(Page and application data records)
== == ==
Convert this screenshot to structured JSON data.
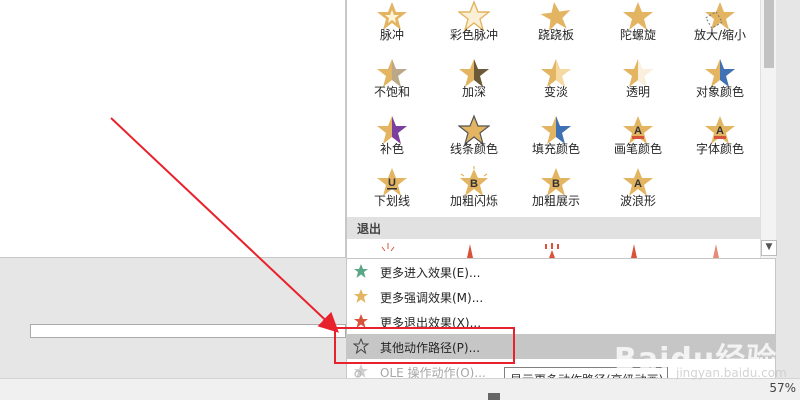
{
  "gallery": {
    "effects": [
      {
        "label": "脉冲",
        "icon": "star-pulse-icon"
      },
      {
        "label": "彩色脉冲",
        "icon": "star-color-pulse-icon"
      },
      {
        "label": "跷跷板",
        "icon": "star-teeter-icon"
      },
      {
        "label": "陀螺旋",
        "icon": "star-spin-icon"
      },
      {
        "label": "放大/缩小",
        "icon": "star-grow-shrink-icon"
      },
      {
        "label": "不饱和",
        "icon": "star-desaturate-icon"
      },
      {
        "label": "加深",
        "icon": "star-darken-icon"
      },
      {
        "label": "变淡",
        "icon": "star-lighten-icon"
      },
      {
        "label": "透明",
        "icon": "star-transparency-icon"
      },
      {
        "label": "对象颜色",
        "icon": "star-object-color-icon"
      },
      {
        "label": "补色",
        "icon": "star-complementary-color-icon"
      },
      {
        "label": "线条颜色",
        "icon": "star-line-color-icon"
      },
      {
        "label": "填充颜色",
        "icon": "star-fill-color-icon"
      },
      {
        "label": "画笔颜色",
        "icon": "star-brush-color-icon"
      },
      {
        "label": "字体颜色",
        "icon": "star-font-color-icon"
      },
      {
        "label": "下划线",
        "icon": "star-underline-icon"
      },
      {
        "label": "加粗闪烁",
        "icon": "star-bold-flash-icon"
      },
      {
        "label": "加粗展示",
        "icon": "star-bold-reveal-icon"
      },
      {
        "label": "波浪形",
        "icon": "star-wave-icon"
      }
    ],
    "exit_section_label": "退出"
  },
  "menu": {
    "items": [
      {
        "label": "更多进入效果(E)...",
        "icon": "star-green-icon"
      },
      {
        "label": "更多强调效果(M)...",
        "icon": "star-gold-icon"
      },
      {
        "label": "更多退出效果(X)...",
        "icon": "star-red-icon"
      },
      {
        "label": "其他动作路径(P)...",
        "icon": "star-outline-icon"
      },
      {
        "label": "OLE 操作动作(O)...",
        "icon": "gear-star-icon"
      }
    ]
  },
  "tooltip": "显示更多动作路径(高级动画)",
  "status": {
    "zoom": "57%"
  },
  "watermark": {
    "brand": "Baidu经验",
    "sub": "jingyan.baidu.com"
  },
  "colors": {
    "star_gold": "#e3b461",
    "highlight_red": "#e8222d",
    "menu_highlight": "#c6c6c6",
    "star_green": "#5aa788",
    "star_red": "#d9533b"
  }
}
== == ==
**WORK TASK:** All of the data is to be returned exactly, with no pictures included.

**TASK OUTPUT:**
Convert this screenshot to structured JSON data.
{
  "gallery": {
    "effects": [
      {
        "label": "脉冲",
        "icon": "star-pulse-icon"
      },
      {
        "label": "彩色脉冲",
        "icon": "star-color-pulse-icon"
      },
      {
        "label": "跷跷板",
        "icon": "star-teeter-icon"
      },
      {
        "label": "陀螺旋",
        "icon": "star-spin-icon"
      },
      {
        "label": "放大/缩小",
        "icon": "star-grow-shrink-icon"
      },
      {
        "label": "不饱和",
        "icon": "star-desaturate-icon"
      },
      {
        "label": "加深",
        "icon": "star-darken-icon"
      },
      {
        "label": "变淡",
        "icon": "star-lighten-icon"
      },
      {
        "label": "透明",
        "icon": "star-transparency-icon"
      },
      {
        "label": "对象颜色",
        "icon": "star-object-color-icon"
      },
      {
        "label": "补色",
        "icon": "star-complementary-color-icon"
      },
      {
        "label": "线条颜色",
        "icon": "star-line-color-icon"
      },
      {
        "label": "填充颜色",
        "icon": "star-fill-color-icon"
      },
      {
        "label": "画笔颜色",
        "icon": "star-brush-color-icon"
      },
      {
        "label": "字体颜色",
        "icon": "star-font-color-icon"
      },
      {
        "label": "下划线",
        "icon": "star-underline-icon"
      },
      {
        "label": "加粗闪烁",
        "icon": "star-bold-flash-icon"
      },
      {
        "label": "加粗展示",
        "icon": "star-bold-reveal-icon"
      },
      {
        "label": "波浪形",
        "icon": "star-wave-icon"
      }
    ],
    "exit_section_label": "退出"
  },
  "menu": {
    "items": [
      {
        "label": "更多进入效果(E)...",
        "icon": "star-green-icon"
      },
      {
        "label": "更多强调效果(M)...",
        "icon": "star-gold-icon"
      },
      {
        "label": "更多退出效果(X)...",
        "icon": "star-red-icon"
      },
      {
        "label": "其他动作路径(P)...",
        "icon": "star-outline-icon"
      },
      {
        "label": "OLE 操作动作(O)...",
        "icon": "gear-star-icon"
      }
    ]
  },
  "tooltip": "显示更多动作路径(高级动画)",
  "status": {
    "zoom": "57%"
  },
  "watermark": {
    "brand": "Baidu经验",
    "sub": "jingyan.baidu.com"
  },
  "colors": {
    "star_gold": "#e3b461",
    "highlight_red": "#e8222d",
    "menu_highlight": "#c6c6c6",
    "star_green": "#5aa788",
    "star_red": "#d9533b"
  }
}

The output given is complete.